This study clearly shows the utility of the moored ADCP measurement for studying sea-ice drift. This method is especially effective if the moored measurement of ice draft is carried out simultaneously. Limitations of this study are the assumption of steady-state balance and the quality of the across-shore wind data. the assumption of steady-state balance for the hourly-mean ice drift over the mooring is a rather simplified approach. the validity of this assumption cannot be tested strictly based on the available dataset and this remains an issue. However, the fact that the wind factor and turning angle change consistently with the theory may provide another support for considering the steady-state balance. the use of the objectively analyzed wind data, which are presumably free of land–sea breeze, with high temporal and spatial resolutions such as the Grid Point Value data produced by the Japanese Meteorological Agency (only available since October 2003) would enable us to examine sea-ice drift for all the wind directions.
We are deeply indebted to H. Melling and D. Fissel for their advice concerning the observations.
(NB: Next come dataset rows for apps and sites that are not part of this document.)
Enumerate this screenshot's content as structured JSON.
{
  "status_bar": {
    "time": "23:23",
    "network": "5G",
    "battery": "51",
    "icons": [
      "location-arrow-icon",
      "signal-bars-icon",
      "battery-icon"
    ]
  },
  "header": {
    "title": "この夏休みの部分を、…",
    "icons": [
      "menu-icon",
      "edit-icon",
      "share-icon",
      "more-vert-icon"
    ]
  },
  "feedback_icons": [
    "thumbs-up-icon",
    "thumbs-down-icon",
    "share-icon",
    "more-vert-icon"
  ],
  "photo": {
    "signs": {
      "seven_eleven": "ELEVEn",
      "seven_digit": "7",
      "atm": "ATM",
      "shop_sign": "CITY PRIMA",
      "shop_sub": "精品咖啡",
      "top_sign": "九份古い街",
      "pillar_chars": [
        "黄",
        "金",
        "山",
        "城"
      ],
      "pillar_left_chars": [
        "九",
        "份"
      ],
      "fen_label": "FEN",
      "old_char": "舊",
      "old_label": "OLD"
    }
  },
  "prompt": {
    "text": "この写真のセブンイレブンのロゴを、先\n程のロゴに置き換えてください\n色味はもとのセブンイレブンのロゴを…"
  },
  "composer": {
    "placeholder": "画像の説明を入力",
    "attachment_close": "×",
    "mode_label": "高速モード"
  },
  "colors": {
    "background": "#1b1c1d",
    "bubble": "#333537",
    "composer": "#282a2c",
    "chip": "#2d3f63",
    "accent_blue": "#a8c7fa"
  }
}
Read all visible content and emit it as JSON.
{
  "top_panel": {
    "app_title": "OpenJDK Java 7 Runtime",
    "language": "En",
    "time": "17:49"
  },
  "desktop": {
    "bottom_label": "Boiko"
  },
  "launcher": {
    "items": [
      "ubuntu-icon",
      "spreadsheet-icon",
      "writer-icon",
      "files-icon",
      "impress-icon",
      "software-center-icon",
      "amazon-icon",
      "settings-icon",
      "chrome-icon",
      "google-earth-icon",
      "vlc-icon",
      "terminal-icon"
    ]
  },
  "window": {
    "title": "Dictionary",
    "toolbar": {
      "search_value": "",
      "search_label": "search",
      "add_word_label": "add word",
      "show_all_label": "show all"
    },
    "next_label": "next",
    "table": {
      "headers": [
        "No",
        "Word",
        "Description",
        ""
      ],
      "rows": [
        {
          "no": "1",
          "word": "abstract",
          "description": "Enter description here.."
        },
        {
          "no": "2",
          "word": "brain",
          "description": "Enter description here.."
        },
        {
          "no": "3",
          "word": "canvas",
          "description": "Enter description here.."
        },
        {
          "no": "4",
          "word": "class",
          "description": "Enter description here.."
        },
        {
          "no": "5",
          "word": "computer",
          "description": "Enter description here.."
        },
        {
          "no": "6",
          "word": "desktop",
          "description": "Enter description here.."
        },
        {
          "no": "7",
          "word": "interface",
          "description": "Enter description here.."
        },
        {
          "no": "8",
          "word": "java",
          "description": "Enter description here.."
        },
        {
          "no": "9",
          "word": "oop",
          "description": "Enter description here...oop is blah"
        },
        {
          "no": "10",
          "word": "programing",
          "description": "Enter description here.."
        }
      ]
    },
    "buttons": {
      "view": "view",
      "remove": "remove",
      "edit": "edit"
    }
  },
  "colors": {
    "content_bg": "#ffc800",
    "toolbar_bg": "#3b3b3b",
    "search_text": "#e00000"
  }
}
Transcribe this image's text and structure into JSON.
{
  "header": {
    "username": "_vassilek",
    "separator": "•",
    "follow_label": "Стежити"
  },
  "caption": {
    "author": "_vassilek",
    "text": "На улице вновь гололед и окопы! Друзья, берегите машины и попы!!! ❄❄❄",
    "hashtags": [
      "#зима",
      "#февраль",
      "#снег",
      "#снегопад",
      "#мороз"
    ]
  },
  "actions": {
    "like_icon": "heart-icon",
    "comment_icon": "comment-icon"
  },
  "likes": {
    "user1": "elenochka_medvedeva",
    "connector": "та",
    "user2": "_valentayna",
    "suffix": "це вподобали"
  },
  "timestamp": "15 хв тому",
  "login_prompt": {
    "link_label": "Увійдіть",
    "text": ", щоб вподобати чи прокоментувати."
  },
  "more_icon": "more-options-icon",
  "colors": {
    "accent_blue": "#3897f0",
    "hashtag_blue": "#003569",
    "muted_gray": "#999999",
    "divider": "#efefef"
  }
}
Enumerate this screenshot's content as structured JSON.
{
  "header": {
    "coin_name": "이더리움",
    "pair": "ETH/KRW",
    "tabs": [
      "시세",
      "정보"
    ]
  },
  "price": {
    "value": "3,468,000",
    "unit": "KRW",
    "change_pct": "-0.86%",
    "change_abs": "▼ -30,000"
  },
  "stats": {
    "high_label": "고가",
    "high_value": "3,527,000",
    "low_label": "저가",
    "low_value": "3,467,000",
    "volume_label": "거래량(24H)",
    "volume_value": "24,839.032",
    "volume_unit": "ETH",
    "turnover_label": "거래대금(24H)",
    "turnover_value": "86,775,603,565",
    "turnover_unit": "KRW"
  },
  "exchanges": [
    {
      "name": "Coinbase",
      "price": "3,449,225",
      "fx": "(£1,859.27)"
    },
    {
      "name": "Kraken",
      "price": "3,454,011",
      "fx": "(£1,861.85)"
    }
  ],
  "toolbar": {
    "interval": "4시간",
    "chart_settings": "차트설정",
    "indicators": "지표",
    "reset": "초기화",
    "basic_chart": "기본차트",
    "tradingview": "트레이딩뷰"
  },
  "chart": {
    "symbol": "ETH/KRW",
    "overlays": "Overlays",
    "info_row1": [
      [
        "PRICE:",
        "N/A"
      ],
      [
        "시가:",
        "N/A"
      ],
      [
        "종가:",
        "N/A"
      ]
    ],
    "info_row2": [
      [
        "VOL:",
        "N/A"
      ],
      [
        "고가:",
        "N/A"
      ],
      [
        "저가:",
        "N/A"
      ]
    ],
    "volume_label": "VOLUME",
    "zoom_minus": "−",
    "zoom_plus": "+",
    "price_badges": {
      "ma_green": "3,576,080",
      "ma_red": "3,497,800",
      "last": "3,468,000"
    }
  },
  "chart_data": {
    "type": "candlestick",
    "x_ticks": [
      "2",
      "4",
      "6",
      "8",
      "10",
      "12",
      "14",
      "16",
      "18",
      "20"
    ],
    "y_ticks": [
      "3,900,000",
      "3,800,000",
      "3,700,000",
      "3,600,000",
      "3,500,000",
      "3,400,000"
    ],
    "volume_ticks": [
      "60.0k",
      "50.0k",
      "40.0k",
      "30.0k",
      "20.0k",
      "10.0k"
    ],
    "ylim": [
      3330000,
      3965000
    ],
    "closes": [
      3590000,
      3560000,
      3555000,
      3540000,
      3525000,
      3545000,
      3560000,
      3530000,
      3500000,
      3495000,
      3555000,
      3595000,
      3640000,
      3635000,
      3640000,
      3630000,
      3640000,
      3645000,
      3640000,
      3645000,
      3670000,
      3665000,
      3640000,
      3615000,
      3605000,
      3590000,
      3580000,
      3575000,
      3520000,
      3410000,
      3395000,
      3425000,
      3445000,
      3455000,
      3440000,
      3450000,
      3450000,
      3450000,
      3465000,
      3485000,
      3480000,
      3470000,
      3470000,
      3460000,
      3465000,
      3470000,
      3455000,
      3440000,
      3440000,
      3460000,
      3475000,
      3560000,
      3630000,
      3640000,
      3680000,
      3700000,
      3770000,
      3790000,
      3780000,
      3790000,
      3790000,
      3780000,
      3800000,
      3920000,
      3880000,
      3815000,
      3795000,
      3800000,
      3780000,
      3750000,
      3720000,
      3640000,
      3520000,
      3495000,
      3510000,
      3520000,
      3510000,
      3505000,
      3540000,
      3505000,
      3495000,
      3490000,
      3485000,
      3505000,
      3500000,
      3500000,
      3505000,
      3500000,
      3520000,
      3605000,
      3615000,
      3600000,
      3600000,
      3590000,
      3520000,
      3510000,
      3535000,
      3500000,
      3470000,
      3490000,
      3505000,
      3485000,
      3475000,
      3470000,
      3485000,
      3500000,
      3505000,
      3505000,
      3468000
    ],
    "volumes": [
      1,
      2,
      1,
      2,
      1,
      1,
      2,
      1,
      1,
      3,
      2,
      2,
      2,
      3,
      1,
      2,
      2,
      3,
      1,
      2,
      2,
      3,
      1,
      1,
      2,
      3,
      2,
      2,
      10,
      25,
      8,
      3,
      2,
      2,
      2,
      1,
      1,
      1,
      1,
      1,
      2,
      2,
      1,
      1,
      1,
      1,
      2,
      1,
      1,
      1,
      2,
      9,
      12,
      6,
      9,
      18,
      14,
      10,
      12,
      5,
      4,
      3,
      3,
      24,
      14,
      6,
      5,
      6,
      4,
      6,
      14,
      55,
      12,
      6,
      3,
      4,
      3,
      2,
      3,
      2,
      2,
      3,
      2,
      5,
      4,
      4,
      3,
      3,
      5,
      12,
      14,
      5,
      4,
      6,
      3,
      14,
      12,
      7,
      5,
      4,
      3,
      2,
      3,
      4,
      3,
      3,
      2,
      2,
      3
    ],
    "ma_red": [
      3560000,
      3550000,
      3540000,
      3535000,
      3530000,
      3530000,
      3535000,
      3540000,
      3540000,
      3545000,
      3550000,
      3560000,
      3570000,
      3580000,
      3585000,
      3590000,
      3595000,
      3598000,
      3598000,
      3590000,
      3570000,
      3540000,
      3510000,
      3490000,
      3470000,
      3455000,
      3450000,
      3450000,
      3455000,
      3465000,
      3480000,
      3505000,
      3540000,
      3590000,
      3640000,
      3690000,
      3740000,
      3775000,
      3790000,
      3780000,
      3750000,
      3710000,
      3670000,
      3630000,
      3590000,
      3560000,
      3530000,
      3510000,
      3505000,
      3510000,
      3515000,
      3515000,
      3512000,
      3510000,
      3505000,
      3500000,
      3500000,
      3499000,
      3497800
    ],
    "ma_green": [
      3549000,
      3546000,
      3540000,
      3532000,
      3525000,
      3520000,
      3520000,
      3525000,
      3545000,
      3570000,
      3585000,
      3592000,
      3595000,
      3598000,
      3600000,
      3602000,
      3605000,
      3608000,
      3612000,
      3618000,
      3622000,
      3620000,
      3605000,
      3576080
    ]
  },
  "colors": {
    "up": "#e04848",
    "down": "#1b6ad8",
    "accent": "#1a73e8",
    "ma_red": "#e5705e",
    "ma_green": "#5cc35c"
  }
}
Logistical support was provided by the Yubetsu Fishermen’s Union, Sanyo-Techno Marine Inc. and the Sea Ice Research Laboratory of Hokkaido University. We thank T. Takatsuka for data processing. Discussions with M. Kawashima and T. Toyota were helpful. Figures were produced by the PSPLOT Libraries written by K.E. Kohler, and Figure 1 was drawn by K. Kitagawa. This work was supported by funds from the Core Research for Evolutional Science and Technology of the Japan Science and Technology Corporation, and from Grants-in-Aid 12740266, 17540405 and 20221001 for scientific research from the Ministry of Education, Science, Sports, and Culture of Japan.